Chittaranjan Ray, Professor of Civil & Environmental Engineering and Interim Director of the Water Resources Research Center at the University of Hawaiʻi at Mānoa, co-edited a new book entitled “Drinking Water Treatment: Focusing on Appropriate Technology and Sustainability” with Ravi Jain, Dean of Engineering and Computer Science at the University of the Pacific.
Published by Springer, this 262-page book focuses on four treatment technologies, namely solar pasteurization, membrane desalination, riverbank filtration as a natural filtration method, and solar distillation for drinking water production.
The book begins with a comparative analysis of various water treatment technologies and subsequently addresses the details of the four treatment techniques. Finally, it provides a trans-disciplinary analysis of differing views of the concept of sustainability and highlights technology transfer possibilities and implementation procedures.
Solar pasteurization, solar distillation, and riverbank filtration are low cost technologies with differing scales of implementation that are most suited to developing regions of the world. While solar pasteurization and solar distillation are ideal for household units, riverbank filtration is applicable to the scale of towns or cities.
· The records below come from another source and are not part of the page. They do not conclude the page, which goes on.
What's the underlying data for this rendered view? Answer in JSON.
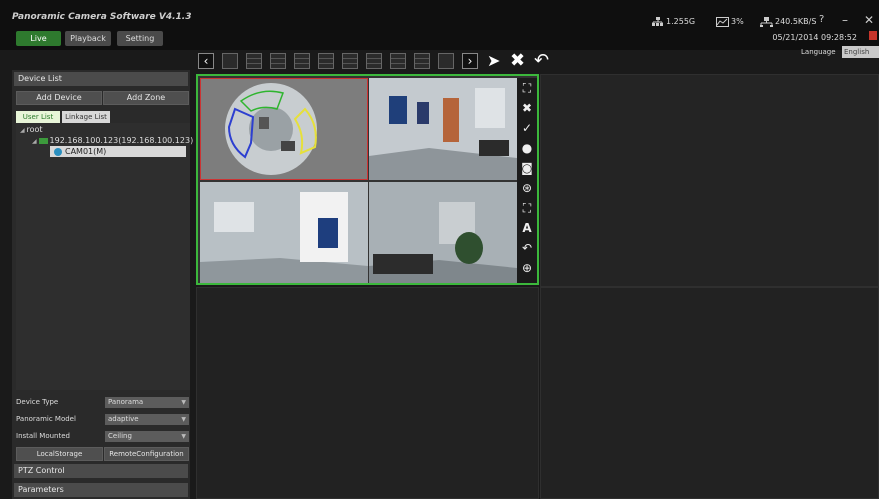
{
  "app": {
    "title": "Panoramic Camera Software V4.1.3"
  },
  "nav": {
    "live": "Live",
    "playback": "Playback",
    "setting": "Setting"
  },
  "stats": {
    "storage": "1.255G",
    "cpu": "3%",
    "network": "240.5KB/S"
  },
  "datetime": "05/21/2014 09:28:52",
  "language": {
    "label": "Language",
    "value": "English"
  },
  "left_panel": {
    "device_list_header": "Device List",
    "add_device": "Add Device",
    "add_zone": "Add Zone",
    "tabs": {
      "user_list": "User List",
      "linkage_list": "Linkage List"
    },
    "tree": {
      "root": "root",
      "device": "192.168.100.123(192.168.100.123)",
      "camera": "CAM01(M)"
    },
    "properties": [
      {
        "label": "Device Type",
        "value": "Panorama"
      },
      {
        "label": "Panoramic Model",
        "value": "adaptive"
      },
      {
        "label": "Install Mounted",
        "value": "Ceiling"
      }
    ],
    "local_storage": "LocalStorage",
    "remote_configuration": "RemoteConfiguration",
    "ptz_control": "PTZ Control",
    "parameters": "Parameters"
  },
  "icons": [
    "network-icon",
    "cpu-icon",
    "transfer-icon",
    "help-icon",
    "minimize-icon",
    "close-icon",
    "prev-icon",
    "next-icon",
    "pointer-icon",
    "delete-icon",
    "rotate-icon",
    "fullscreen-icon",
    "remove-icon",
    "ptz-icon",
    "microphone-icon",
    "snapshot-icon",
    "record-icon",
    "zoom-icon",
    "text-icon",
    "refresh-icon",
    "crosshair-icon",
    "camera-icon"
  ],
  "colors": {
    "accent": "#2e7a2e",
    "active_border": "#3cb83c",
    "selected_sub": "#cc3333"
  }
}
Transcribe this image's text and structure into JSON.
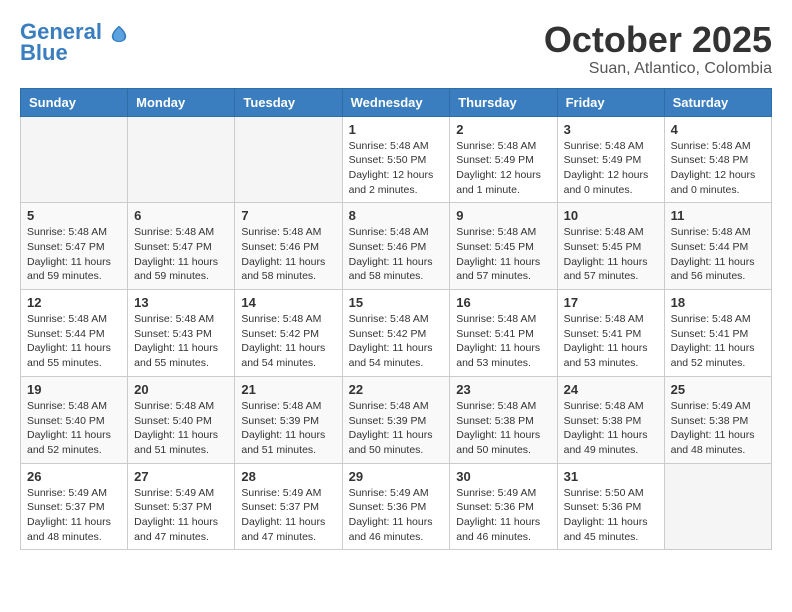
{
  "header": {
    "logo_line1": "General",
    "logo_line2": "Blue",
    "month_year": "October 2025",
    "location": "Suan, Atlantico, Colombia"
  },
  "weekdays": [
    "Sunday",
    "Monday",
    "Tuesday",
    "Wednesday",
    "Thursday",
    "Friday",
    "Saturday"
  ],
  "weeks": [
    [
      {
        "day": "",
        "sunrise": "",
        "sunset": "",
        "daylight": ""
      },
      {
        "day": "",
        "sunrise": "",
        "sunset": "",
        "daylight": ""
      },
      {
        "day": "",
        "sunrise": "",
        "sunset": "",
        "daylight": ""
      },
      {
        "day": "1",
        "sunrise": "Sunrise: 5:48 AM",
        "sunset": "Sunset: 5:50 PM",
        "daylight": "Daylight: 12 hours and 2 minutes."
      },
      {
        "day": "2",
        "sunrise": "Sunrise: 5:48 AM",
        "sunset": "Sunset: 5:49 PM",
        "daylight": "Daylight: 12 hours and 1 minute."
      },
      {
        "day": "3",
        "sunrise": "Sunrise: 5:48 AM",
        "sunset": "Sunset: 5:49 PM",
        "daylight": "Daylight: 12 hours and 0 minutes."
      },
      {
        "day": "4",
        "sunrise": "Sunrise: 5:48 AM",
        "sunset": "Sunset: 5:48 PM",
        "daylight": "Daylight: 12 hours and 0 minutes."
      }
    ],
    [
      {
        "day": "5",
        "sunrise": "Sunrise: 5:48 AM",
        "sunset": "Sunset: 5:47 PM",
        "daylight": "Daylight: 11 hours and 59 minutes."
      },
      {
        "day": "6",
        "sunrise": "Sunrise: 5:48 AM",
        "sunset": "Sunset: 5:47 PM",
        "daylight": "Daylight: 11 hours and 59 minutes."
      },
      {
        "day": "7",
        "sunrise": "Sunrise: 5:48 AM",
        "sunset": "Sunset: 5:46 PM",
        "daylight": "Daylight: 11 hours and 58 minutes."
      },
      {
        "day": "8",
        "sunrise": "Sunrise: 5:48 AM",
        "sunset": "Sunset: 5:46 PM",
        "daylight": "Daylight: 11 hours and 58 minutes."
      },
      {
        "day": "9",
        "sunrise": "Sunrise: 5:48 AM",
        "sunset": "Sunset: 5:45 PM",
        "daylight": "Daylight: 11 hours and 57 minutes."
      },
      {
        "day": "10",
        "sunrise": "Sunrise: 5:48 AM",
        "sunset": "Sunset: 5:45 PM",
        "daylight": "Daylight: 11 hours and 57 minutes."
      },
      {
        "day": "11",
        "sunrise": "Sunrise: 5:48 AM",
        "sunset": "Sunset: 5:44 PM",
        "daylight": "Daylight: 11 hours and 56 minutes."
      }
    ],
    [
      {
        "day": "12",
        "sunrise": "Sunrise: 5:48 AM",
        "sunset": "Sunset: 5:44 PM",
        "daylight": "Daylight: 11 hours and 55 minutes."
      },
      {
        "day": "13",
        "sunrise": "Sunrise: 5:48 AM",
        "sunset": "Sunset: 5:43 PM",
        "daylight": "Daylight: 11 hours and 55 minutes."
      },
      {
        "day": "14",
        "sunrise": "Sunrise: 5:48 AM",
        "sunset": "Sunset: 5:42 PM",
        "daylight": "Daylight: 11 hours and 54 minutes."
      },
      {
        "day": "15",
        "sunrise": "Sunrise: 5:48 AM",
        "sunset": "Sunset: 5:42 PM",
        "daylight": "Daylight: 11 hours and 54 minutes."
      },
      {
        "day": "16",
        "sunrise": "Sunrise: 5:48 AM",
        "sunset": "Sunset: 5:41 PM",
        "daylight": "Daylight: 11 hours and 53 minutes."
      },
      {
        "day": "17",
        "sunrise": "Sunrise: 5:48 AM",
        "sunset": "Sunset: 5:41 PM",
        "daylight": "Daylight: 11 hours and 53 minutes."
      },
      {
        "day": "18",
        "sunrise": "Sunrise: 5:48 AM",
        "sunset": "Sunset: 5:41 PM",
        "daylight": "Daylight: 11 hours and 52 minutes."
      }
    ],
    [
      {
        "day": "19",
        "sunrise": "Sunrise: 5:48 AM",
        "sunset": "Sunset: 5:40 PM",
        "daylight": "Daylight: 11 hours and 52 minutes."
      },
      {
        "day": "20",
        "sunrise": "Sunrise: 5:48 AM",
        "sunset": "Sunset: 5:40 PM",
        "daylight": "Daylight: 11 hours and 51 minutes."
      },
      {
        "day": "21",
        "sunrise": "Sunrise: 5:48 AM",
        "sunset": "Sunset: 5:39 PM",
        "daylight": "Daylight: 11 hours and 51 minutes."
      },
      {
        "day": "22",
        "sunrise": "Sunrise: 5:48 AM",
        "sunset": "Sunset: 5:39 PM",
        "daylight": "Daylight: 11 hours and 50 minutes."
      },
      {
        "day": "23",
        "sunrise": "Sunrise: 5:48 AM",
        "sunset": "Sunset: 5:38 PM",
        "daylight": "Daylight: 11 hours and 50 minutes."
      },
      {
        "day": "24",
        "sunrise": "Sunrise: 5:48 AM",
        "sunset": "Sunset: 5:38 PM",
        "daylight": "Daylight: 11 hours and 49 minutes."
      },
      {
        "day": "25",
        "sunrise": "Sunrise: 5:49 AM",
        "sunset": "Sunset: 5:38 PM",
        "daylight": "Daylight: 11 hours and 48 minutes."
      }
    ],
    [
      {
        "day": "26",
        "sunrise": "Sunrise: 5:49 AM",
        "sunset": "Sunset: 5:37 PM",
        "daylight": "Daylight: 11 hours and 48 minutes."
      },
      {
        "day": "27",
        "sunrise": "Sunrise: 5:49 AM",
        "sunset": "Sunset: 5:37 PM",
        "daylight": "Daylight: 11 hours and 47 minutes."
      },
      {
        "day": "28",
        "sunrise": "Sunrise: 5:49 AM",
        "sunset": "Sunset: 5:37 PM",
        "daylight": "Daylight: 11 hours and 47 minutes."
      },
      {
        "day": "29",
        "sunrise": "Sunrise: 5:49 AM",
        "sunset": "Sunset: 5:36 PM",
        "daylight": "Daylight: 11 hours and 46 minutes."
      },
      {
        "day": "30",
        "sunrise": "Sunrise: 5:49 AM",
        "sunset": "Sunset: 5:36 PM",
        "daylight": "Daylight: 11 hours and 46 minutes."
      },
      {
        "day": "31",
        "sunrise": "Sunrise: 5:50 AM",
        "sunset": "Sunset: 5:36 PM",
        "daylight": "Daylight: 11 hours and 45 minutes."
      },
      {
        "day": "",
        "sunrise": "",
        "sunset": "",
        "daylight": ""
      }
    ]
  ]
}
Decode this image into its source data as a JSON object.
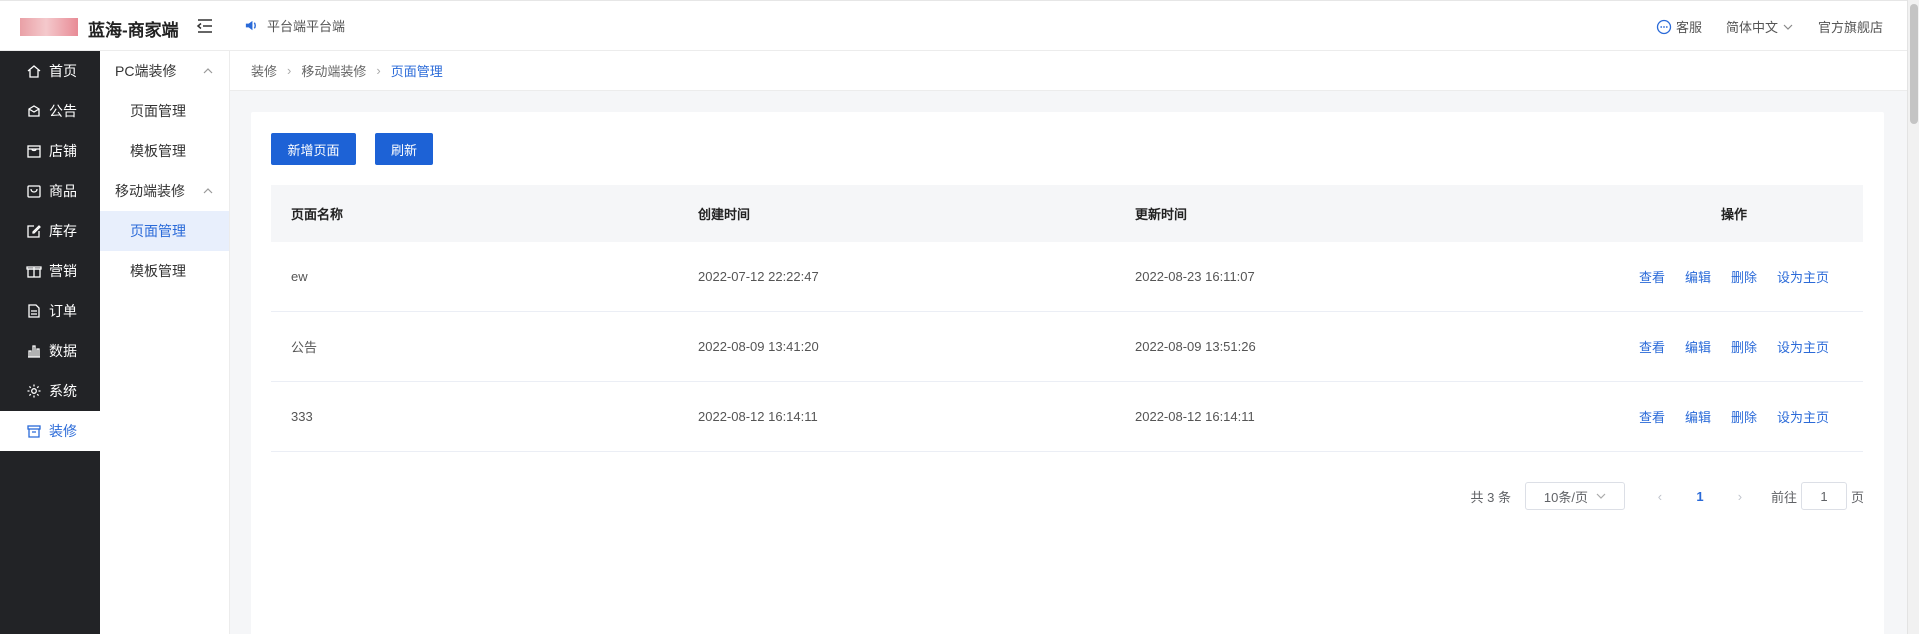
{
  "header": {
    "app_title": "蓝海-商家端",
    "notice": "平台端平台端",
    "customer_service": "客服",
    "language": "简体中文",
    "flagship_store": "官方旗舰店"
  },
  "sidebar": {
    "items": [
      {
        "label": "首页",
        "icon": "home-icon"
      },
      {
        "label": "公告",
        "icon": "announcement-icon"
      },
      {
        "label": "店铺",
        "icon": "shop-icon"
      },
      {
        "label": "商品",
        "icon": "bag-icon"
      },
      {
        "label": "库存",
        "icon": "edit-icon"
      },
      {
        "label": "营销",
        "icon": "gift-icon"
      },
      {
        "label": "订单",
        "icon": "document-icon"
      },
      {
        "label": "数据",
        "icon": "bar-chart-icon"
      },
      {
        "label": "系统",
        "icon": "gear-icon"
      },
      {
        "label": "装修",
        "icon": "decoration-icon",
        "active": true
      }
    ]
  },
  "submenu": {
    "groups": [
      {
        "label": "PC端装修",
        "items": [
          "页面管理",
          "模板管理"
        ]
      },
      {
        "label": "移动端装修",
        "items": [
          "页面管理",
          "模板管理"
        ]
      }
    ],
    "active": "移动端装修/页面管理"
  },
  "breadcrumb": {
    "items": [
      "装修",
      "移动端装修",
      "页面管理"
    ]
  },
  "toolbar": {
    "add_label": "新增页面",
    "refresh_label": "刷新"
  },
  "table": {
    "headers": [
      "页面名称",
      "创建时间",
      "更新时间",
      "操作"
    ],
    "rows": [
      {
        "name": "ew",
        "created": "2022-07-12 22:22:47",
        "updated": "2022-08-23 16:11:07"
      },
      {
        "name": "公告",
        "created": "2022-08-09 13:41:20",
        "updated": "2022-08-09 13:51:26"
      },
      {
        "name": "333",
        "created": "2022-08-12 16:14:11",
        "updated": "2022-08-12 16:14:11"
      }
    ],
    "actions": [
      "查看",
      "编辑",
      "删除",
      "设为主页"
    ]
  },
  "pagination": {
    "total": "共 3 条",
    "page_size": "10条/页",
    "current_page": "1",
    "goto_prefix": "前往",
    "goto_value": "1",
    "goto_suffix": "页"
  },
  "colors": {
    "primary": "#1d62d6",
    "sidebar_bg": "#222326",
    "active_text": "#2a6ad8"
  }
}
The chapter on membrane desalination emphasizes the processes involved, addresses their environmental impacts and mitigation strategies, and finally discusses the potential of membrane desalination applications to small- and medium-scale treatment systems.